What moved Frank Lloyd Wright? The illustrated biography brings us into his thoughts.

A life of extremes

Happy Birthday Frank Lloyd Wright! On this occasion we take a look in the illustrated biography by Ian Volner that offers a vivid idea of the life of the world-famous architect.
by Anna Moldenhauer | 6/8/2017

“This is Frank Lloyd Wright” reads the straightforward title of Ian Volner’s book. At first sight you might suspect it of being a graphic novel, as the title image is an illustration by Michael Kirkham: a no longer young Frank Lloyd Wright seen in profile, clad entirely in black, in front of one of his most famous buildings, the “Fallingwater” villa in the “Bear Run” nature reserve outside Pittsburgh. The lavishly illustrated volume on Frank Lloyd Wright is the first architecture-related title in the “This is...” series brought out by Laurence King.

Yet even if you will encounter numerous other illustrations between the book’s covers, it is by no means a graphic novel. The slender volume actually contains a surprising amount of text: It tells the story of the famous architect in terms of the key biographical events in his life, from his youth in Wisconsin to his death – in short, informative text capsules. The story of his life is rounded out by photographs of his most famous buildings, such as the “Prairie houses” in Illinois or the Guggenheim Museum in New York. Diagrams and 3D sections, for example, of the “Oak Park House”, the private home of Frank Lloyd Wright, his first wife Catherine and their six children, explain in great detail the structure of the buildings and complement the overall visual impression.

The focus of the biographical narrative is, however, more on the in part dramatic events in the private life of Frank Lloyd Wright than on his oeuvre – even if in this respect T. C. Boyle’s novel “The Women” gives a more comprehensive idea of the turbulent life of the US architect. So anyone expecting an architectural guide to the approx. 400 houses in Wright’s decidedly productive phase, will be disappointed. The short explanatory notes on the milestones in his architectural career each offer a brief introduction to the idea ad structure of the respective building, but do not go into any depth.

Frank Lloyd Wright defining time as assistant to Louis Sullivan, whom he termed my “Dear Master” and truly revered, as well as his influence on European architecture after 1910 get short thrift. If one overlooks such oversights, then “This is Frank Lloyd Wright” is a lovingly illustrated summary of the life of this pioneer of Modernist architecture, with all its ruptures and new beginnings.

Ian Volner
This is Frank Lloyd Wright

with illustrations by Michael Kirkham
80 pages, hardback, in English
Laurence King Verlag, London, 2016
£ 9.95

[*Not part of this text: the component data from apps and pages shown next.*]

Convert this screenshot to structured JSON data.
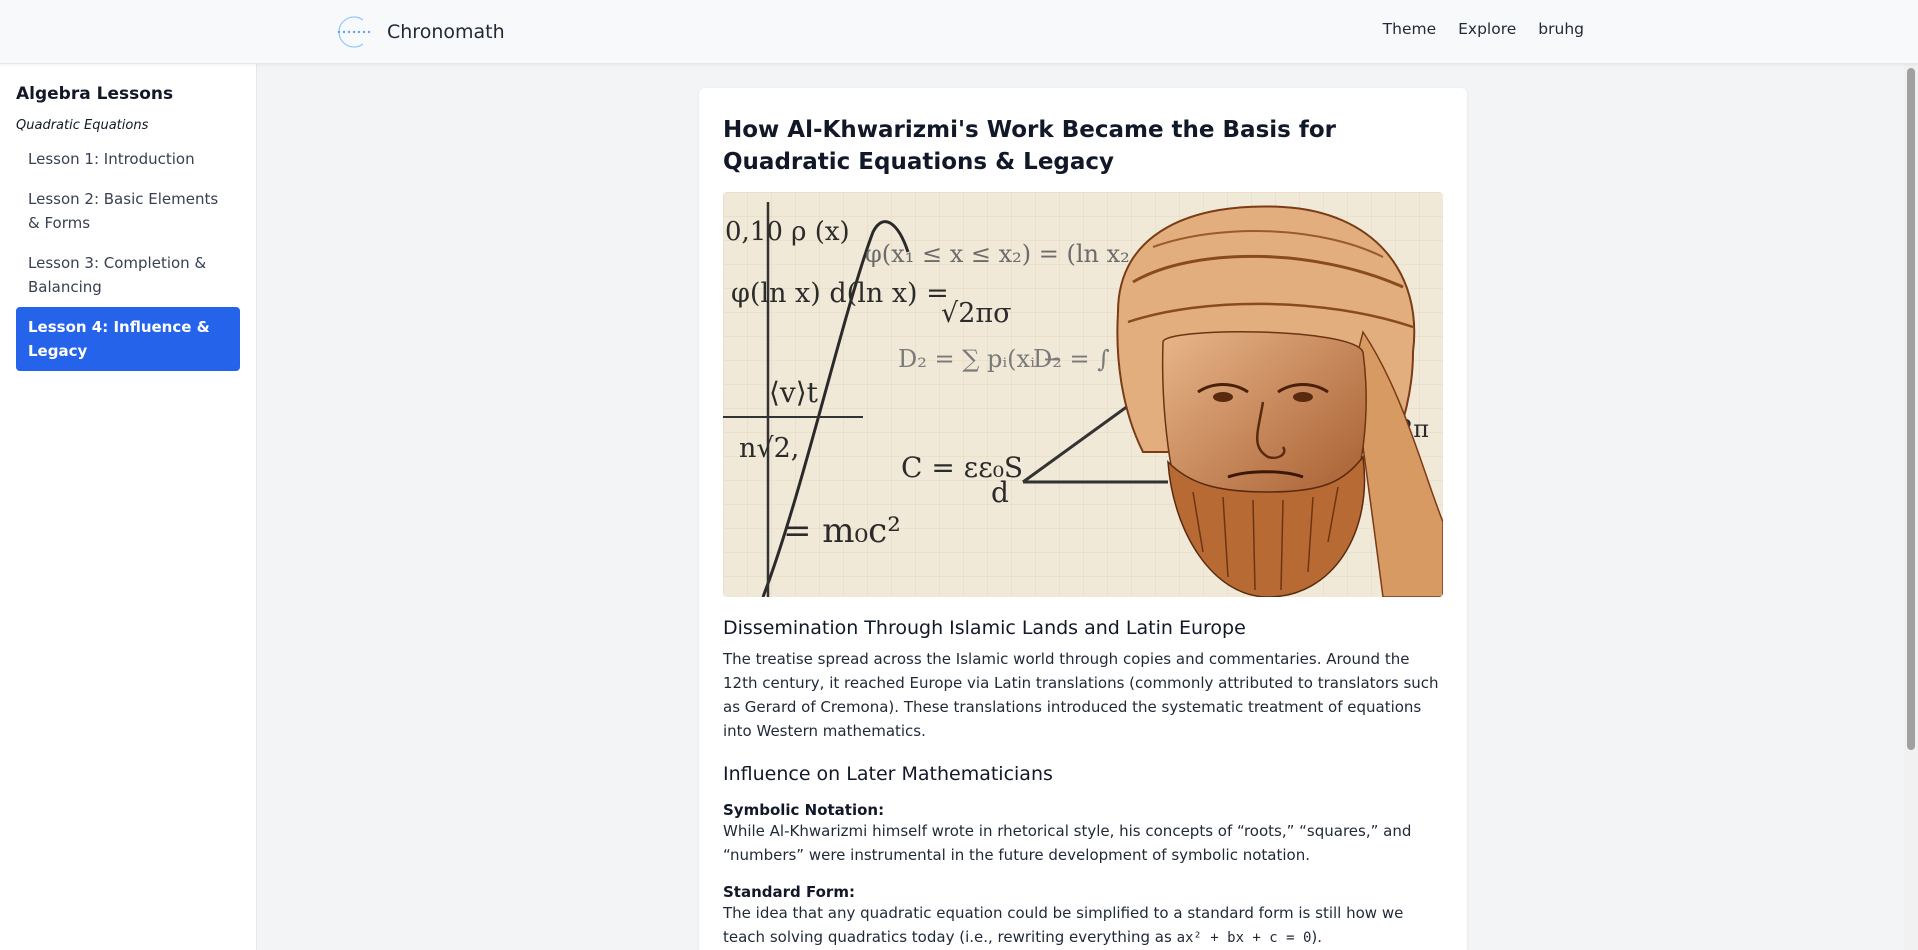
{
  "header": {
    "brand": "Chronomath",
    "nav": [
      "Theme",
      "Explore",
      "bruhg"
    ]
  },
  "sidebar": {
    "title": "Algebra Lessons",
    "section": "Quadratic Equations",
    "lessons": [
      "Lesson 1: Introduction",
      "Lesson 2: Basic Elements & Forms",
      "Lesson 3: Completion & Balancing",
      "Lesson 4: Influence & Legacy"
    ],
    "active_index": 3
  },
  "article": {
    "title": "How Al-Khwarizmi's Work Became the Basis for Quadratic Equations & Legacy",
    "image_formulas": {
      "f1": "φ(ln x) d(ln x) =",
      "f2": "√2πσ",
      "f3": "⟨v⟩t",
      "f4": "n√2,",
      "f5": "C = εε₀S",
      "f6": "d",
      "f7": "= m₀c²",
      "f8": "φ(x₁ ≤ x ≤ x₂) = (ln x₂",
      "f9": "D₂ = ∑ pᵢ(xᵢ −",
      "f10": "D₂ = ∫ (x −",
      "f11": "0,10 ρ (x)",
      "f12": "2π"
    },
    "section1": {
      "heading": "Dissemination Through Islamic Lands and Latin Europe",
      "text": "The treatise spread across the Islamic world through copies and commentaries. Around the 12th century, it reached Europe via Latin translations (commonly attributed to translators such as Gerard of Cremona). These translations introduced the systematic treatment of equations into Western mathematics."
    },
    "section2": {
      "heading": "Influence on Later Mathematicians",
      "items": [
        {
          "label": "Symbolic Notation:",
          "text": "While Al-Khwarizmi himself wrote in rhetorical style, his concepts of “roots,” “squares,” and “numbers” were instrumental in the future development of symbolic notation."
        },
        {
          "label": "Standard Form:",
          "text_before": "The idea that any quadratic equation could be simplified to a standard form is still how we teach solving quadratics today (i.e., rewriting everything as ",
          "code": "ax² + bx + c = 0",
          "text_after": ")."
        }
      ]
    }
  }
}
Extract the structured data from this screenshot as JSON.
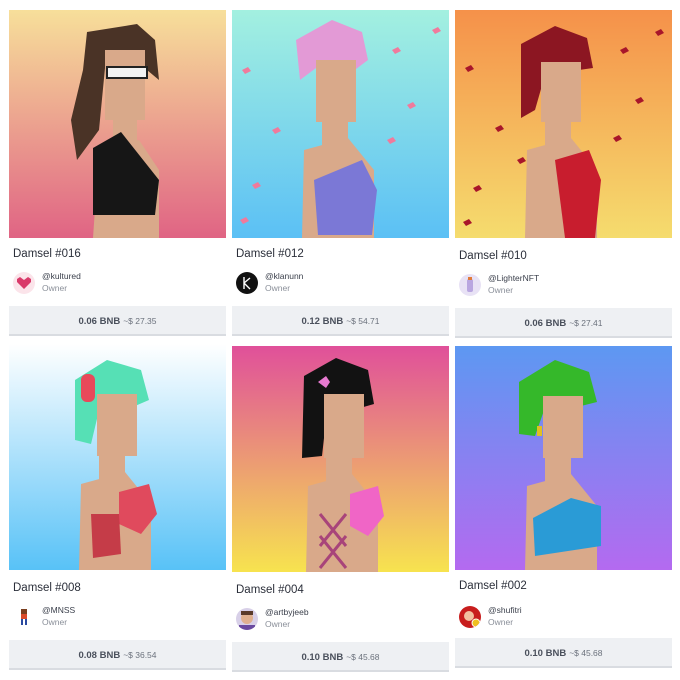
{
  "cards": [
    {
      "title": "Damsel #016",
      "handle": "@kultured",
      "role": "Owner",
      "price": "0.06 BNB",
      "usd": "~$ 27.35",
      "bg_top": "#f7df9a",
      "bg_bottom": "#e06484",
      "hair": "#4a3326",
      "top": "#161616",
      "avatar": "heart-avatar"
    },
    {
      "title": "Damsel #012",
      "handle": "@klanunn",
      "role": "Owner",
      "price": "0.12 BNB",
      "usd": "~$ 54.71",
      "bg_top": "#a3f0e0",
      "bg_bottom": "#5bc0f5",
      "hair": "#e39ad6",
      "top": "#7b78d6",
      "avatar": "k-avatar"
    },
    {
      "title": "Damsel #010",
      "handle": "@LighterNFT",
      "role": "Owner",
      "price": "0.06 BNB",
      "usd": "~$ 27.41",
      "bg_top": "#f5914a",
      "bg_bottom": "#f5dc6e",
      "hair": "#8c1622",
      "top": "#c81d2e",
      "avatar": "lighter-avatar"
    },
    {
      "title": "Damsel #008",
      "handle": "@MNSS",
      "role": "Owner",
      "price": "0.08 BNB",
      "usd": "~$ 36.54",
      "bg_top": "#ffffff",
      "bg_bottom": "#58c2f7",
      "hair": "#56e0b5",
      "top": "#e04a5d",
      "avatar": "pixel-person-avatar"
    },
    {
      "title": "Damsel #004",
      "handle": "@artbyjeeb",
      "role": "Owner",
      "price": "0.10 BNB",
      "usd": "~$ 45.68",
      "bg_top": "#e0509a",
      "bg_bottom": "#f7e34f",
      "hair": "#121212",
      "top": "#f065c6",
      "avatar": "face-avatar"
    },
    {
      "title": "Damsel #002",
      "handle": "@shufitri",
      "role": "Owner",
      "price": "0.10 BNB",
      "usd": "~$ 45.68",
      "bg_top": "#5d98f2",
      "bg_bottom": "#b46af0",
      "hair": "#35b82a",
      "top": "#2a9bd6",
      "avatar": "red-avatar"
    }
  ],
  "colors": {
    "skin": "#d9a98a",
    "skin_shadow": "#b8826a",
    "price_bg": "#eef0f3"
  }
}
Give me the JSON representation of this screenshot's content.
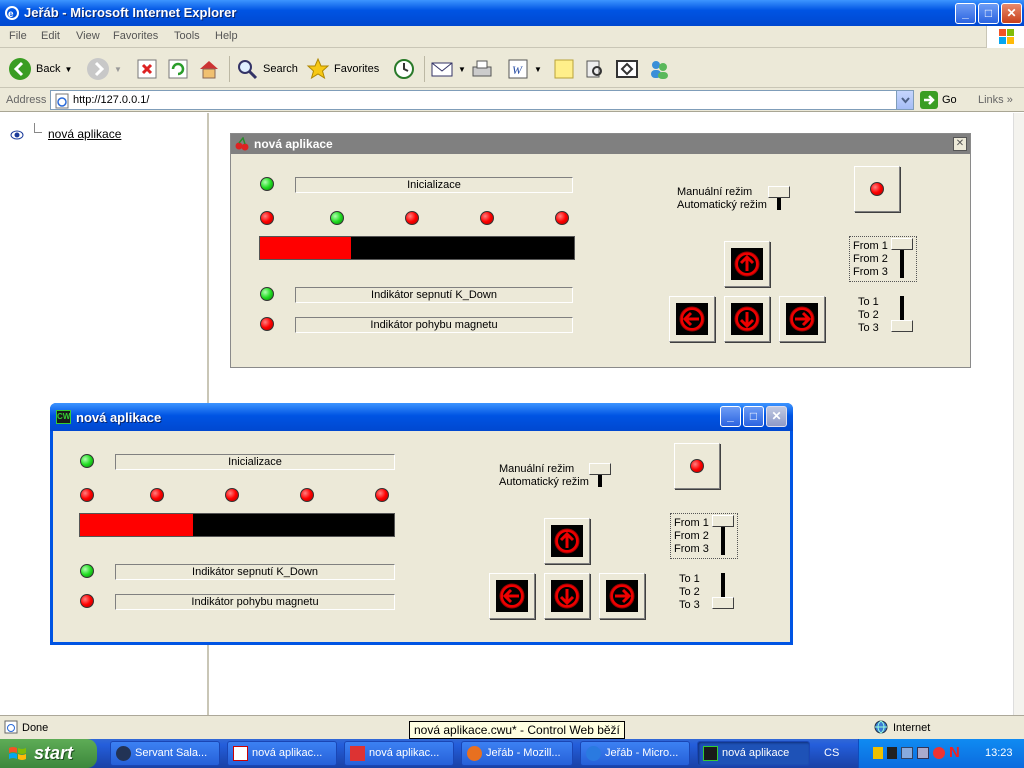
{
  "window": {
    "title": "Jeřáb - Microsoft Internet Explorer",
    "min": "_",
    "max": "□",
    "close": "✕"
  },
  "menu": [
    "File",
    "Edit",
    "View",
    "Favorites",
    "Tools",
    "Help"
  ],
  "toolbar": {
    "back": "Back",
    "search": "Search",
    "favorites": "Favorites"
  },
  "address": {
    "label": "Address",
    "url": "http://127.0.0.1/",
    "go": "Go",
    "links": "Links"
  },
  "tree": {
    "item": "nová aplikace"
  },
  "app": {
    "title": "nová aplikace",
    "init_label": "Inicializace",
    "kdown_label": "Indikátor sepnutí K_Down",
    "magnet_label": "Indikátor pohybu magnetu",
    "mode_manual": "Manuální režim",
    "mode_auto": "Automatický režim",
    "from": [
      "From 1",
      "From 2",
      "From 3"
    ],
    "to": [
      "To 1",
      "To 2",
      "To 3"
    ],
    "progress_fraction": 0.29
  },
  "floating": {
    "title": "nová aplikace",
    "progress_fraction": 0.36
  },
  "status": {
    "text": "Done",
    "zone": "Internet",
    "tooltip": "nová aplikace.cwu* - Control Web běží"
  },
  "taskbar": {
    "start": "start",
    "tasks": [
      "Servant Sala...",
      "nová aplikac...",
      "nová aplikac...",
      "Jeřáb - Mozill...",
      "Jeřáb - Micro...",
      "nová aplikace"
    ],
    "lang": "CS",
    "clock": "13:23"
  },
  "colors": {
    "led_red": "#ff0000",
    "led_green": "#22dd22",
    "xp_blue": "#0054e3",
    "panel": "#ece9d8"
  }
}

"Dear Master": Louis Sullivan became the mentor of Frank Lloyd Wright for many years.
Moving times: Famous architects like Mies van der Rohe, Le Corbusier and Gropius were fascinated by Wright's designs.
Run of Water: Wrights House "Fallingwater" combines the waterfall organically with the building.
Looking back: Frank Lloyd Wright was convinced that without a separate architecture, civilization would have no soul.